TASK BRIEF: Find every line of the data below that has "nGMT" in it. Reply with the number only.

::: INPUT RECORDS

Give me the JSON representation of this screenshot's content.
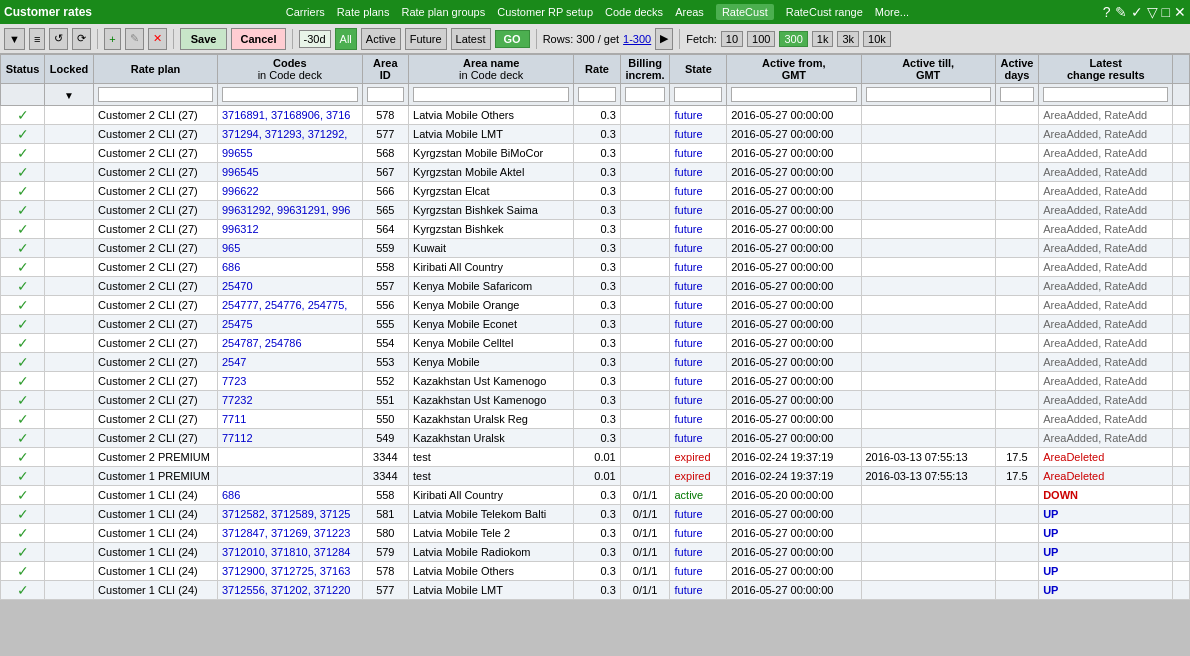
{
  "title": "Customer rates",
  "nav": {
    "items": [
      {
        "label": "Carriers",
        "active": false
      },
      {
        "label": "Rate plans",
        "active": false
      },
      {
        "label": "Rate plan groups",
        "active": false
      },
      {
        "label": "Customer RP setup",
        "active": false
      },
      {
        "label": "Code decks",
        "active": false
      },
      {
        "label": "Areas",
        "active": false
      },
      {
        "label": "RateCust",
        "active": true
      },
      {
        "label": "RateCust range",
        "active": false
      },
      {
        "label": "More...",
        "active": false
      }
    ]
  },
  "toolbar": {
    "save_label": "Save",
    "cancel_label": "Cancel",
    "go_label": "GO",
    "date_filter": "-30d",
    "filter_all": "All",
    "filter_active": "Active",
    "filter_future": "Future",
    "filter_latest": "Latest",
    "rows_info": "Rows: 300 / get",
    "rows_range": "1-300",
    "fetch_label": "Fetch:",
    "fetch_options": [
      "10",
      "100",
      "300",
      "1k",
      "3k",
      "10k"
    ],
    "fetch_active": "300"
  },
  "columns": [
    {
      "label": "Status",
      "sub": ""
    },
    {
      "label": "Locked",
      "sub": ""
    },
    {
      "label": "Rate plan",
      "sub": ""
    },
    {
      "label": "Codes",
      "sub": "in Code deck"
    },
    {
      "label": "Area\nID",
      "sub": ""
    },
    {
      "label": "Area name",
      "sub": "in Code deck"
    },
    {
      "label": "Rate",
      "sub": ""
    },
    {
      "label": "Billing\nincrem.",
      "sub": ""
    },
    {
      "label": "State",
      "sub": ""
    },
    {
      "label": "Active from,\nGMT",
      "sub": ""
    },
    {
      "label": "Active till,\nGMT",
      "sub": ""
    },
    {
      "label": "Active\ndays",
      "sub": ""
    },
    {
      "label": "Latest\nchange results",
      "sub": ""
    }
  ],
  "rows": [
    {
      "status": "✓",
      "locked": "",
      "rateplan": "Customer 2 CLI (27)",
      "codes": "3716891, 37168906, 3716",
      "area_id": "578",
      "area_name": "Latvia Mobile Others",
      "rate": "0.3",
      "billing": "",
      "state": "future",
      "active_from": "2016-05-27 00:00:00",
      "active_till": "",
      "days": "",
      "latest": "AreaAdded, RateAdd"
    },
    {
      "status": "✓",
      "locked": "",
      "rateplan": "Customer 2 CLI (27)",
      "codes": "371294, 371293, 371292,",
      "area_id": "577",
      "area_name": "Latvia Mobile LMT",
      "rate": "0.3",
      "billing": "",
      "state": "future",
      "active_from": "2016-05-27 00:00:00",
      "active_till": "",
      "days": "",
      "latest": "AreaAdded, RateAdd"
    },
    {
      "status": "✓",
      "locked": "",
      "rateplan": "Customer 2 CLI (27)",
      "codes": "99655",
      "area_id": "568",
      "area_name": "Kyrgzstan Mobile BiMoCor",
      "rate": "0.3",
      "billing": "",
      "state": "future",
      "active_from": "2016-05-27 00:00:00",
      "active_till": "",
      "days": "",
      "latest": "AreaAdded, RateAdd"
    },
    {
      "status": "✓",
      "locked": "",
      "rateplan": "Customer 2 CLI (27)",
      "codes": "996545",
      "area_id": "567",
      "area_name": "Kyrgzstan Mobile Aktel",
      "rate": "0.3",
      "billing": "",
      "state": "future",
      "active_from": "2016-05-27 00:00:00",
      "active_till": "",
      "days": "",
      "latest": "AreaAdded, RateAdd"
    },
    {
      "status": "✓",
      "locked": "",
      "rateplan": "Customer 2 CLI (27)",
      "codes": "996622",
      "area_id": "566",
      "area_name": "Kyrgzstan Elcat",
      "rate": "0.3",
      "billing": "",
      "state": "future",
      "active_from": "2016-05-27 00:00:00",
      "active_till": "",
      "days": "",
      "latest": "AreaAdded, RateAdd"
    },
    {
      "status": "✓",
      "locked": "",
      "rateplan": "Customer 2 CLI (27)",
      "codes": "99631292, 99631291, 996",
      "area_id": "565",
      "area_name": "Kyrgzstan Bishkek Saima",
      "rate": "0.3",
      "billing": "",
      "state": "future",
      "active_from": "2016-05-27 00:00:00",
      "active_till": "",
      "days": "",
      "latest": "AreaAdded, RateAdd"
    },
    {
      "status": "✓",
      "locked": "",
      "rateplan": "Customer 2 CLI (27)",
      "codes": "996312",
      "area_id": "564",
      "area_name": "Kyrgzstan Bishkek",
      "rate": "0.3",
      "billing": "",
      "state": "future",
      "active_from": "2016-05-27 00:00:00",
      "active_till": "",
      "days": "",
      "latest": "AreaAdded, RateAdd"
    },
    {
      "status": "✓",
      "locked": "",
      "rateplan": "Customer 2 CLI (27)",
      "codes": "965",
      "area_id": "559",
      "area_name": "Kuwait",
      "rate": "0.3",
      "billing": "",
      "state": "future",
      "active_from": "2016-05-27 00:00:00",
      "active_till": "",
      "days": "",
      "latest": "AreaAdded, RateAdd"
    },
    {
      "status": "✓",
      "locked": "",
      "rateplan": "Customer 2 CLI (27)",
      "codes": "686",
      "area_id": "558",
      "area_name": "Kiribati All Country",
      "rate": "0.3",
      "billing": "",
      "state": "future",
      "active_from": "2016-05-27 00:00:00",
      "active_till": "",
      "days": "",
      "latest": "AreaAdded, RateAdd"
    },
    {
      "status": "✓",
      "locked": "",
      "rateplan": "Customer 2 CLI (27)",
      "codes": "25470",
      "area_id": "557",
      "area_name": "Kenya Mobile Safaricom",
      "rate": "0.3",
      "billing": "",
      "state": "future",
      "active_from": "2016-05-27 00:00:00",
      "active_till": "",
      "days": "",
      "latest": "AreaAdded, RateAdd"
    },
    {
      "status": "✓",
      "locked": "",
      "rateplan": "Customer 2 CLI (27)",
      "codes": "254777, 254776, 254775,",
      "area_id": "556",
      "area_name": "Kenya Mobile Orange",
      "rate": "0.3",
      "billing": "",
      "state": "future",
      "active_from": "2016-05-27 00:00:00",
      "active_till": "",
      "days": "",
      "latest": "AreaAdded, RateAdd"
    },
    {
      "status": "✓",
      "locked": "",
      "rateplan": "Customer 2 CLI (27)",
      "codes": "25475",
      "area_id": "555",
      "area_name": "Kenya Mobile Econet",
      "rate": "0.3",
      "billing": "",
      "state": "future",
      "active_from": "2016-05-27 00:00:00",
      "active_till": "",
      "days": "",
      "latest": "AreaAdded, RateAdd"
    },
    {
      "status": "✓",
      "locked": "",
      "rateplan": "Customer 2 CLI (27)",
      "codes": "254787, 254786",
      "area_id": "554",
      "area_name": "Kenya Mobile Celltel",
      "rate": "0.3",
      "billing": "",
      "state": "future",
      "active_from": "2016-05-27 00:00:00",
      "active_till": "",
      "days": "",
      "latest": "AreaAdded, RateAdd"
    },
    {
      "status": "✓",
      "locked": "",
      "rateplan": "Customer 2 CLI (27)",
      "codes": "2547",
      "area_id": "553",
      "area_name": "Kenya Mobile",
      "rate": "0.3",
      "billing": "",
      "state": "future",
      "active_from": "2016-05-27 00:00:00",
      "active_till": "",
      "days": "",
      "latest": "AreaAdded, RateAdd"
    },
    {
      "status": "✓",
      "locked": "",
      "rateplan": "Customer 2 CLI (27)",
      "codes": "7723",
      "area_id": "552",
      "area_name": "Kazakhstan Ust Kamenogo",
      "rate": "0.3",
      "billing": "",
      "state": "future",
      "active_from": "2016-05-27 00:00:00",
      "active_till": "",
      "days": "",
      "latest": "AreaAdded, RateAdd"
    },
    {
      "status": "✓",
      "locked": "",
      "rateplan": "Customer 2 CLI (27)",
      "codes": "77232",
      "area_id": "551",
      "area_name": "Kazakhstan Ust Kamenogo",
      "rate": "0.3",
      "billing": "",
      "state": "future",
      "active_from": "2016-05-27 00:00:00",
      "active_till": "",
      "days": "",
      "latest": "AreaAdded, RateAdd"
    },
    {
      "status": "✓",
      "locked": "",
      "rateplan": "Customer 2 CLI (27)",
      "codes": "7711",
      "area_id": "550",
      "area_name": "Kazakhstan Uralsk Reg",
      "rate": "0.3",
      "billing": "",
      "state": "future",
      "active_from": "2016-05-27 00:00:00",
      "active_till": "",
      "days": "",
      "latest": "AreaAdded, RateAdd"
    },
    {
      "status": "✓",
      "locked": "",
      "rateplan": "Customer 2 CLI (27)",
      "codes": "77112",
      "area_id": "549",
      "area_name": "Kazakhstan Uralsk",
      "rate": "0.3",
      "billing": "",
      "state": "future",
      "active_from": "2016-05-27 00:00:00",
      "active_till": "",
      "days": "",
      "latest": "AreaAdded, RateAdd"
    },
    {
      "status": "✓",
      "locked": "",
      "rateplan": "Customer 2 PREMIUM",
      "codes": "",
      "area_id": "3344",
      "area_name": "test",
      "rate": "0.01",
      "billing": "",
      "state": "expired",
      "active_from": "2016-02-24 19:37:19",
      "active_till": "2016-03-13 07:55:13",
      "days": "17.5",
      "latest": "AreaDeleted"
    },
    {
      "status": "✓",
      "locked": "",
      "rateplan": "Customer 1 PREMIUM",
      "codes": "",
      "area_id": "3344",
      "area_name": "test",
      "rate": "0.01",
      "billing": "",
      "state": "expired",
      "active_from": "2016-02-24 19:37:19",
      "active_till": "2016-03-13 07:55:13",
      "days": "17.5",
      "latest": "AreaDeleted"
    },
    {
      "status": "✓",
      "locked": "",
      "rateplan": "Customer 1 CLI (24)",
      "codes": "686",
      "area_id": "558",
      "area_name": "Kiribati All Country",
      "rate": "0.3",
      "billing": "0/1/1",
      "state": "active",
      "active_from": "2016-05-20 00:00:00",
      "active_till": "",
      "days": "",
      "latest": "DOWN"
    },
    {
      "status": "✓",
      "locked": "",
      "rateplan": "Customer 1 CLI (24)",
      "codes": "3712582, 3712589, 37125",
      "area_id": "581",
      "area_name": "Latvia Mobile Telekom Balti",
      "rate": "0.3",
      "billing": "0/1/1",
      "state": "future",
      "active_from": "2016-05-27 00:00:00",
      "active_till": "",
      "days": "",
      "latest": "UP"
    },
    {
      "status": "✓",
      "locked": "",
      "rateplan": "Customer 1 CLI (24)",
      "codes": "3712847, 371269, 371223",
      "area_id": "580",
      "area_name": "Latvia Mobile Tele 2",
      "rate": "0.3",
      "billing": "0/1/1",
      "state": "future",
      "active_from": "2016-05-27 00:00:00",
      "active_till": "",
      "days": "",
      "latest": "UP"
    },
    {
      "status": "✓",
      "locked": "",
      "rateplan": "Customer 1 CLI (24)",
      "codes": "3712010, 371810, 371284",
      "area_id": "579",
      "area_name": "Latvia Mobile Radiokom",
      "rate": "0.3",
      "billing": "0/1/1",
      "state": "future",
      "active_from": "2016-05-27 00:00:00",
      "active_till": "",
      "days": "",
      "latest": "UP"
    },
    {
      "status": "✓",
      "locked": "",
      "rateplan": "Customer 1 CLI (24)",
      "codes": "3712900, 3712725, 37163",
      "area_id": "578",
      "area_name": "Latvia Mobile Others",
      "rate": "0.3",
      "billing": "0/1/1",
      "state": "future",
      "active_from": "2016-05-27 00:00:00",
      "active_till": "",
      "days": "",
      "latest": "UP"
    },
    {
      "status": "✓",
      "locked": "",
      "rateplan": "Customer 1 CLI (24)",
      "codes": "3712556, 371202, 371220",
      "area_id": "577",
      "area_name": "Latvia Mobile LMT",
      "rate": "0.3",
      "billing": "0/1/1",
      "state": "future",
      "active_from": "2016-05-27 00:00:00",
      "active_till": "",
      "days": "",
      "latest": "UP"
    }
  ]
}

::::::

REPLY: 2